On 11-7-19 the Dallas Morning News published the following chart, edited here, demonstrating how dramatically Texas had fallen with the 2019 scores from the National Assessment of Educational Progress (NAEP). This is terrible for Texas!  It is even worse for Dallas as Dallas has fallen more than Texas.  the chart printed in the Dallas Morning News Editorial of 11-7-19:
The above chart shows Texas having 8th grade African-American NAEP Reading scores that are "worse than Mississippi." That translates to "The Worst in the Nation!" See the editorial at

In an earlier article on 10-30-19 about this drop in NAEP scores Dr. Hinojosa stated his problems with the release: "While Hinojosa said he didn’t have a problem with the data, he did have a problem with how it was reported. Even among the 27 urban school systems, DISD had a much higher percentage of high-poverty students and English-Language learners than most of the others, he said.
“When you break it down for the level of poverty, we do pretty well,” Hinojosa said. “But NAEP just puts scores out in larger comparisons, without disaggregating.”  See article at 
My question is in a comparison over time. The DISD demographics have not changed significantly but scores are still going down relative to other cities. The biggest shock is in the link to NAEP 8th grade scores for all Dallas 8th graders of all races compared with the nation and with Texas. In both 2017 and 2019 Dallas declined more than either the nation or Texas! This NAEP data is from

Yes, in both the 2017 and 2019 NAEP testing in reading, Dallas 8th graders declined more than either the nation, or Texas!
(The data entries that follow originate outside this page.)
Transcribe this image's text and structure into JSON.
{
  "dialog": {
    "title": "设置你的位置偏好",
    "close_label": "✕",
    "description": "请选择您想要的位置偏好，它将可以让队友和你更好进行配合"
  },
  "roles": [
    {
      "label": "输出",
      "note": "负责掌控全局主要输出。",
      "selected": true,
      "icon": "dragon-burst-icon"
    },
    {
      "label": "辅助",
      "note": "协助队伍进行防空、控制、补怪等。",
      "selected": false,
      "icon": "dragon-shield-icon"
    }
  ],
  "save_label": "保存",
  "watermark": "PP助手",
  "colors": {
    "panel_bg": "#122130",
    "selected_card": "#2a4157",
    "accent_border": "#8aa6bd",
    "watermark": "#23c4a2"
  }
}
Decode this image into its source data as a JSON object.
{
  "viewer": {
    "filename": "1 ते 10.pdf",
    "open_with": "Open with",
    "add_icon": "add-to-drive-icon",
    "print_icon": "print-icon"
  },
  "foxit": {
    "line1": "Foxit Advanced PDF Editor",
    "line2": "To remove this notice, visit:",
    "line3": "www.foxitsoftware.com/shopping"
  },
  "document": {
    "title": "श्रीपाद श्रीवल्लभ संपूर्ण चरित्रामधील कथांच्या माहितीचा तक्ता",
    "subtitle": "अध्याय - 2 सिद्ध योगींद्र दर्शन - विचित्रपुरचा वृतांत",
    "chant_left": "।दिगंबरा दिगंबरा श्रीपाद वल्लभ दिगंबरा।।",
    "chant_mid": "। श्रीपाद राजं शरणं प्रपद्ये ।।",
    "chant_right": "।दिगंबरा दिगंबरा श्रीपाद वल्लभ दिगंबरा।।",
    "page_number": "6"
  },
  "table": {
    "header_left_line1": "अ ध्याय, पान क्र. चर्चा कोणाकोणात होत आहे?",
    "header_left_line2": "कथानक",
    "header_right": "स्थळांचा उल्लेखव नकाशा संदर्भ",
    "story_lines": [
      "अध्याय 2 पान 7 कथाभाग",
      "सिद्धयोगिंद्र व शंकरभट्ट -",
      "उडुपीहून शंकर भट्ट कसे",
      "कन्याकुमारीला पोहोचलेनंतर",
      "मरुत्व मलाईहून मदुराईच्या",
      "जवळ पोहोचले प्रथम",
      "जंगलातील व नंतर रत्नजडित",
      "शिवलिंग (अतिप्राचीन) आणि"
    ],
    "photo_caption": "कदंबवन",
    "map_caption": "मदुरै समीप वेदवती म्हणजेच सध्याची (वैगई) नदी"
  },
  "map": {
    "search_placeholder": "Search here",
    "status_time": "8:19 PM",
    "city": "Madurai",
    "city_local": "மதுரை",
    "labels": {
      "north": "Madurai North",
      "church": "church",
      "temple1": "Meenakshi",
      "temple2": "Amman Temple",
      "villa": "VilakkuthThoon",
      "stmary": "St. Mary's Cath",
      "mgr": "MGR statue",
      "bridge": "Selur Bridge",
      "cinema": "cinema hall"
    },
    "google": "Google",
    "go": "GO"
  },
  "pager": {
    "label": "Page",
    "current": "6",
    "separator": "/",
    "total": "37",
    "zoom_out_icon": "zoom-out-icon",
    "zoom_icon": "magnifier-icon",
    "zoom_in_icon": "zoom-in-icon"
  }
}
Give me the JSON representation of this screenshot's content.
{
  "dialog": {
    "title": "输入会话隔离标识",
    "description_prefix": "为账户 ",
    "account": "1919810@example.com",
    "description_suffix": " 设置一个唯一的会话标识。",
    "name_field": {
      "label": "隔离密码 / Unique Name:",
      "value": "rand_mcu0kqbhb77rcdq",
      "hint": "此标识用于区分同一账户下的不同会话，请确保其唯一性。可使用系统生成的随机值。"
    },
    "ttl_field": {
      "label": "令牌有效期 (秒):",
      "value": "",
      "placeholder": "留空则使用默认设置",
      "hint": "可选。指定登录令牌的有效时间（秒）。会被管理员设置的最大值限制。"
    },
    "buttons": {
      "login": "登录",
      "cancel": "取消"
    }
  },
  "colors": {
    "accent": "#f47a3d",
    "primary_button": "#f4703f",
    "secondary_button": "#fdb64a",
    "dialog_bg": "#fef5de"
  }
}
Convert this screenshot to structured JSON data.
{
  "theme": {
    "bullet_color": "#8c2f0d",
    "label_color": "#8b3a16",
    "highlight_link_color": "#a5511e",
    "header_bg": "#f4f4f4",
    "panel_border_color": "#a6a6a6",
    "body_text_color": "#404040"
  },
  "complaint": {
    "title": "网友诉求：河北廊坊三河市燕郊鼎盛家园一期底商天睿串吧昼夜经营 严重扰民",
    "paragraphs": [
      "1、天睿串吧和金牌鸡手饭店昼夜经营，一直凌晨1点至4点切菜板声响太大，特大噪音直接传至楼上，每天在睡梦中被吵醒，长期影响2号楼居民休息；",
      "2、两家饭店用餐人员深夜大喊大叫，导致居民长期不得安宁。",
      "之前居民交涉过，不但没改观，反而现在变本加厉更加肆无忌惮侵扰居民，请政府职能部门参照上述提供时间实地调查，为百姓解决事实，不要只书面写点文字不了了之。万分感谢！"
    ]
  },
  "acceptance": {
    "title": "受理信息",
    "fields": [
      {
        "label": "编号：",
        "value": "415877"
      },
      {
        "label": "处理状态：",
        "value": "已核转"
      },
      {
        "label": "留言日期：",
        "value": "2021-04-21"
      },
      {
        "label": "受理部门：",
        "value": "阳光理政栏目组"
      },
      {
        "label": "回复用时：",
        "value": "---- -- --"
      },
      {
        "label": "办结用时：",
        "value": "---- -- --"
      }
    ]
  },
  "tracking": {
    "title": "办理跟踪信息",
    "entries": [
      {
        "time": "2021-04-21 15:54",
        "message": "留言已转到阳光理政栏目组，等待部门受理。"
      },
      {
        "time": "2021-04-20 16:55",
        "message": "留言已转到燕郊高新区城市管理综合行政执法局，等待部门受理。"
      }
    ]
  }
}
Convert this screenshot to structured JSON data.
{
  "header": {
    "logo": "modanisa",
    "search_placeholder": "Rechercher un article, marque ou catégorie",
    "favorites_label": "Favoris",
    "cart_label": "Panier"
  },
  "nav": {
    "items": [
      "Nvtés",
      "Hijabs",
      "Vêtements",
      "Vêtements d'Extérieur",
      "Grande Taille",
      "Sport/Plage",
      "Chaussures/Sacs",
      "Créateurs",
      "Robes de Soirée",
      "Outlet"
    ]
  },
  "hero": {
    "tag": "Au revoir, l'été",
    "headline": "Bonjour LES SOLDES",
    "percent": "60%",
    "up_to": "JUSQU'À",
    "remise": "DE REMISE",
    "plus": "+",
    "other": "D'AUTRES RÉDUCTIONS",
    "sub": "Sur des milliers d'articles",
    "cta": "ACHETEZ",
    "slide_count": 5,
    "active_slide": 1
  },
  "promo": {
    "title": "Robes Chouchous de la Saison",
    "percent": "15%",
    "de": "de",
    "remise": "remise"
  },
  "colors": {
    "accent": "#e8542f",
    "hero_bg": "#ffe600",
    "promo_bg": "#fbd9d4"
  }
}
Below are two more charts from this same NAEP data with the scores over 5 testing cycles covering 10 years for both 4th and 8th grade in math and reading.
The NAEP fourth grade Dallas Math scores have no statistically significant change compared to other large cities except for improvement in 2015. However, in reading Dallas fourth graders suffered statistically significant declines in scores for every one of the 5 tests covering 10 years!
Second, here are the 8th grade math and reading scores for the same period covering 10 years in Dallas. In 8th grade Math only the two most recent scores are statistically significant. Sadly they are declines as compared to other large city schools. In 8th grade Reading all 5 years of testing covering the past decade show scores that reflect a statistically significant decline as compared to other large cities.

Several other patterns are present:
1) Except for Fourth Grade Math, the highest test scores are in 2013 for both grades and subjects.
2) The buildup to TEI in Dallas started in 2013 but was not active until 2015 when the more rapid NAEP scores decline began relative to the rest of Texas.
3) The decline appears to be accelerating and DISD sticks out in Texas as having a worse than average decline in Texas. This is all happening as Texas itself has declining NAEP scores compared to the rest of the US. This only makes it look worse for Dallas.

Are NAEP scores going to be a factor in Dr. Hinojosa's bonus plan?
Are NAEP scores going to be a factor in the assessment of the TEI?
What factors would cause for such dramatically declining NAEP scores covering 4 years to be ignored in answering these questions beyond "It was not in the evaluation plan."